Glasgow University Amnesty International Society’s annual music fundraiser featured high-caliber local talent while raising awareness of important political and social issues. Focusing on their ongoing campaign for Glasgow University to divest from the Arms Trade, Stereo was decorated with homemade banners and posters featuring catchy slogans.
The night had a diverse selection of local musicians, some new to Jamnesty, some not. Opening with some very strong singer-songwriters, both Miléna and Natascha Adams showcased two different styles of music, jazz-pop and indie respectively; Miléna had an especially infectious stage presence that kicked off Jamnesty with a bang. With a more retro feel, The Latecomers and EMME then got the whole audience dancing with a mixture of rock & roll and soul. EMME in particular stood out, blending indie-pop with very strong vocals.
While The View From August was a departure from the other bands as they focused more on covers (in fact, it was the first time I’ve ever heard U2 and Coldplay played in Stereo), headline act Patersani finished the evening with a great rock sound that filled the venue. Following the main event, the after party was held at the more intimate Flying Duck, with a DJ set by TurnRoar, who sampled heavily from 80s classics including Toto’s ‘Africa’.
Jamnesty is predominantly an event that fundraises for Amnesty International, but it has also become a place to showcase up and coming local acts and bands. It’s a fantastic cause, and a great way to mix social activism and music. This is my third year attending, and every year I come away with a whole host of new bands to check out as well as causes to support.

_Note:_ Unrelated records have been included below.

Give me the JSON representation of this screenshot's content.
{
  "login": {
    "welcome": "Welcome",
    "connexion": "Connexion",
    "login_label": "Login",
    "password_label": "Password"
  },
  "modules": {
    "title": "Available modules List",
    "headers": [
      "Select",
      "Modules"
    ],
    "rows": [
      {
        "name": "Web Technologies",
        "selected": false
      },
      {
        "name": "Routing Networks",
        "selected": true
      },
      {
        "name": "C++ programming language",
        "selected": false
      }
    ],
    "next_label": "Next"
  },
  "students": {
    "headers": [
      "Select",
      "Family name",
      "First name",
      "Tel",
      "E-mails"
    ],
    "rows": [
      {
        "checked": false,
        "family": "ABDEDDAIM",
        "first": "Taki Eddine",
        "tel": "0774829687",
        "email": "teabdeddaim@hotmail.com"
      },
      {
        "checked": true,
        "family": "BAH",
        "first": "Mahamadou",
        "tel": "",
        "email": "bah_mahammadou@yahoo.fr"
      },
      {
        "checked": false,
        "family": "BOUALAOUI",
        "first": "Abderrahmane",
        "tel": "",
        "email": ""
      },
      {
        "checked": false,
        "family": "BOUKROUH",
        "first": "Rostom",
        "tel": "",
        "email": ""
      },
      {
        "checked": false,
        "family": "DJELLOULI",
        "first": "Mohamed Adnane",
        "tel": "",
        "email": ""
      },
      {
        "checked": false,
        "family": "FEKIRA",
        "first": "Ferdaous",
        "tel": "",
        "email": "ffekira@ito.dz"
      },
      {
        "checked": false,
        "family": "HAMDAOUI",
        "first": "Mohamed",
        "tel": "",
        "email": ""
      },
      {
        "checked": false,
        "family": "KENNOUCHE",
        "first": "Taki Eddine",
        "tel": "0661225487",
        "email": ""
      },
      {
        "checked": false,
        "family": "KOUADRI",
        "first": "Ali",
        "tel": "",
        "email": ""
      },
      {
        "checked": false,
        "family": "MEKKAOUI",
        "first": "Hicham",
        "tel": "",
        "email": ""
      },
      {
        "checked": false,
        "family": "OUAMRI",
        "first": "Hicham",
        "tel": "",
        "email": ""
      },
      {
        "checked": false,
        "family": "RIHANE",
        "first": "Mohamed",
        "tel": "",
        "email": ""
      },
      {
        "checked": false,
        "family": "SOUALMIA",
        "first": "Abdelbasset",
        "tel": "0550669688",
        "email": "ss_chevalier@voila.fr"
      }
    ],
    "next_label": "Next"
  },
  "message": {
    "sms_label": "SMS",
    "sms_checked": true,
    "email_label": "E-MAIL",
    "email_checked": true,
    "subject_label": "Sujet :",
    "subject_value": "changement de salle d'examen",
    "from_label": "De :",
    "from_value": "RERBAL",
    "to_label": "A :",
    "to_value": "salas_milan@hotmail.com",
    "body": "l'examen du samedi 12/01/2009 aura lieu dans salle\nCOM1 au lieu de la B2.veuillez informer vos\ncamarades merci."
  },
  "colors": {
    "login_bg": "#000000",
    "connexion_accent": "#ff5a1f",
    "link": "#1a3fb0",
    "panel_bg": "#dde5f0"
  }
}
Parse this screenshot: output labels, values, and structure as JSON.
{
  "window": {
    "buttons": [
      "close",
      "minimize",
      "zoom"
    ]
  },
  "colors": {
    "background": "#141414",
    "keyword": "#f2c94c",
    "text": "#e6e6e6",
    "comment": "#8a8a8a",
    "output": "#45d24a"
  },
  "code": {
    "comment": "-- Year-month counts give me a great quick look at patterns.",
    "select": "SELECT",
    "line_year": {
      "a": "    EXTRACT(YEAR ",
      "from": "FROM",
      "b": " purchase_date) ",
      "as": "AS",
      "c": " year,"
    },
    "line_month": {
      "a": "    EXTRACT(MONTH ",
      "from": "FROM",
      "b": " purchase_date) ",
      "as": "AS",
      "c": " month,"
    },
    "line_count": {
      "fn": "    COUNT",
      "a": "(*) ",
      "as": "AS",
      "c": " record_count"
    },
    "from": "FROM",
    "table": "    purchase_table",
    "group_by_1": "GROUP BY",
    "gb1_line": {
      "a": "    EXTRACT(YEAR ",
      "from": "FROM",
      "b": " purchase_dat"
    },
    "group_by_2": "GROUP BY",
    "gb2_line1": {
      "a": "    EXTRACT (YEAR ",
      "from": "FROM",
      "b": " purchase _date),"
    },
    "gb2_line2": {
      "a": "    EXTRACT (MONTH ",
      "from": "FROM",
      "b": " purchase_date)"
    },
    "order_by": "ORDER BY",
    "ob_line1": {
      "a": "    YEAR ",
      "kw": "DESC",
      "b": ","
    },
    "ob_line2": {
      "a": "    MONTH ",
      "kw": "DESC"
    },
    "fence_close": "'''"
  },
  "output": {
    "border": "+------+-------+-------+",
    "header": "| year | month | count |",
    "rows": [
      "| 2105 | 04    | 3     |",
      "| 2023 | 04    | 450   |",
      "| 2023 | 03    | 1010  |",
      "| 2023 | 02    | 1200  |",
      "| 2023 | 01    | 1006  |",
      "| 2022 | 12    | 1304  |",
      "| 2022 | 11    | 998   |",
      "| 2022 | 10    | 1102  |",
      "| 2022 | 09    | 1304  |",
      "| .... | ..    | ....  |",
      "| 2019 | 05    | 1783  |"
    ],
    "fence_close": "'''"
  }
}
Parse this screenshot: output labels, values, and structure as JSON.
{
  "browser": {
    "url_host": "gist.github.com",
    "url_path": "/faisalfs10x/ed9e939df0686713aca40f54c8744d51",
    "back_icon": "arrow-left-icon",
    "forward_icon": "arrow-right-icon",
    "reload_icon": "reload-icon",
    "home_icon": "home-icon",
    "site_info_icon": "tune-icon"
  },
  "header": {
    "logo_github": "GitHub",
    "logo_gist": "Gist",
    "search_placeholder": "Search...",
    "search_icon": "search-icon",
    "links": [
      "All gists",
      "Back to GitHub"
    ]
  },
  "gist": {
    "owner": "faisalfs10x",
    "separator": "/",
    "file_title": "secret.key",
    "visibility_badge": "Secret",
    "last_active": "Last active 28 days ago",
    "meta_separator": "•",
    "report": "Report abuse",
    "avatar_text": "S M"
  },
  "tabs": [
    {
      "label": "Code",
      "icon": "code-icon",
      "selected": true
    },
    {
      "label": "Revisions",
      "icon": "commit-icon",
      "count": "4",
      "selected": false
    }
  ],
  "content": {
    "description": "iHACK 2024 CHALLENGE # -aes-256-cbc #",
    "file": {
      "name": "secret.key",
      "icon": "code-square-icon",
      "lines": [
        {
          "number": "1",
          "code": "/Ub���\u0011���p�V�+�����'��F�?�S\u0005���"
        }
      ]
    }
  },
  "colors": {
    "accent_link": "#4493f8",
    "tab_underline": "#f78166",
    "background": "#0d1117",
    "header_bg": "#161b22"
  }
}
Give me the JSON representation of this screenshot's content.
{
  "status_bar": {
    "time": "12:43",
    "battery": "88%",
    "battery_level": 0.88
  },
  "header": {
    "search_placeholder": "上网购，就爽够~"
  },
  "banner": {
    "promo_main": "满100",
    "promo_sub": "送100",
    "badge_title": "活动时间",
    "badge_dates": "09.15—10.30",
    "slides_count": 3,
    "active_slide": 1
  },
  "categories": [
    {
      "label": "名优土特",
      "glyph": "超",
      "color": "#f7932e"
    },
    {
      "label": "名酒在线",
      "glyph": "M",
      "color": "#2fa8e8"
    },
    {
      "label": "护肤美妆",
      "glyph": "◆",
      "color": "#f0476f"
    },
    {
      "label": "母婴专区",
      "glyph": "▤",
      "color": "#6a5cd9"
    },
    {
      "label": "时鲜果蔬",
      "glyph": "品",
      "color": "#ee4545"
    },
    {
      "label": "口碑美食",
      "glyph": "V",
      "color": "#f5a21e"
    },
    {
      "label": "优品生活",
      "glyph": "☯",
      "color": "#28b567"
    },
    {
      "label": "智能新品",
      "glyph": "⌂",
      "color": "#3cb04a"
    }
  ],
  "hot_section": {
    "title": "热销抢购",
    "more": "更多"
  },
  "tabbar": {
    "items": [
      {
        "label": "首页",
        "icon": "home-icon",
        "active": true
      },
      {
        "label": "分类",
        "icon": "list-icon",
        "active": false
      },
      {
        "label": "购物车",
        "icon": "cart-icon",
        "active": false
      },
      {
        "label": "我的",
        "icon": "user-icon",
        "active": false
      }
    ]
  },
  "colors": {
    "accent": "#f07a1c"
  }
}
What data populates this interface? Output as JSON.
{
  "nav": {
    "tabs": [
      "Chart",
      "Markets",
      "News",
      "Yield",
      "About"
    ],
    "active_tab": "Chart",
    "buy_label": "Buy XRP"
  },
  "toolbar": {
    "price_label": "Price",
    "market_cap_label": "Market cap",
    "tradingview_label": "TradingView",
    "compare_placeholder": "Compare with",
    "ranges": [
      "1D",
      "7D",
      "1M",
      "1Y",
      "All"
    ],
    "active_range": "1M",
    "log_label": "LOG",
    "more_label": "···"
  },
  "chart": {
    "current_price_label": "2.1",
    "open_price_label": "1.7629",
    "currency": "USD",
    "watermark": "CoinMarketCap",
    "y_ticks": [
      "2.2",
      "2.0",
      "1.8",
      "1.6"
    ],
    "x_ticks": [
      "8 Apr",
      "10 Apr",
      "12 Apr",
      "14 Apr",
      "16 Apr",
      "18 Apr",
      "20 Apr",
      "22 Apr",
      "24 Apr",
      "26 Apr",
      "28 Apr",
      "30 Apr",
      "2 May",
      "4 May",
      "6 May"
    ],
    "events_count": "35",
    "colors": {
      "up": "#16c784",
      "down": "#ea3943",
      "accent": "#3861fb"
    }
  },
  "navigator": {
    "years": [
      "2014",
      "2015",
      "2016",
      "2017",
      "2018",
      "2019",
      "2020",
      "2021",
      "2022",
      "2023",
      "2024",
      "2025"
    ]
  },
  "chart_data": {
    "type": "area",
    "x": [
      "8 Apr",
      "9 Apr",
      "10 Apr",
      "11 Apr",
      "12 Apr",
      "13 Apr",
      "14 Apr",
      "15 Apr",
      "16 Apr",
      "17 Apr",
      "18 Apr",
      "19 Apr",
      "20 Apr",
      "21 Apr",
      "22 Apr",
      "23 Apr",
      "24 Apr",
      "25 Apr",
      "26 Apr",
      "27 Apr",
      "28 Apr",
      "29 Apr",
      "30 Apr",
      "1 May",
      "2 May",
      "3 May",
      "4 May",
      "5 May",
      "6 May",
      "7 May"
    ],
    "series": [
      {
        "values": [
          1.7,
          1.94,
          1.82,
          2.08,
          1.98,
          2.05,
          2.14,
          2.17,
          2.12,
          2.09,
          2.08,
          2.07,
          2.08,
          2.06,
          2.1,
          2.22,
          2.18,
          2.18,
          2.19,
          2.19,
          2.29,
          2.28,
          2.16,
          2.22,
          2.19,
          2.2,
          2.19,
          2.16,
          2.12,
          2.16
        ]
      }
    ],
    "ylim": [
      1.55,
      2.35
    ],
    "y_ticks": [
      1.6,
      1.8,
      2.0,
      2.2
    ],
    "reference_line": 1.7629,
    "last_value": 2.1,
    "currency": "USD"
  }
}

This year was no exception – I left the Flying Duck, glitter on my face, tunes stuck in my head, and a deeper understanding for issues surrounding human rights. But sadly, no jam.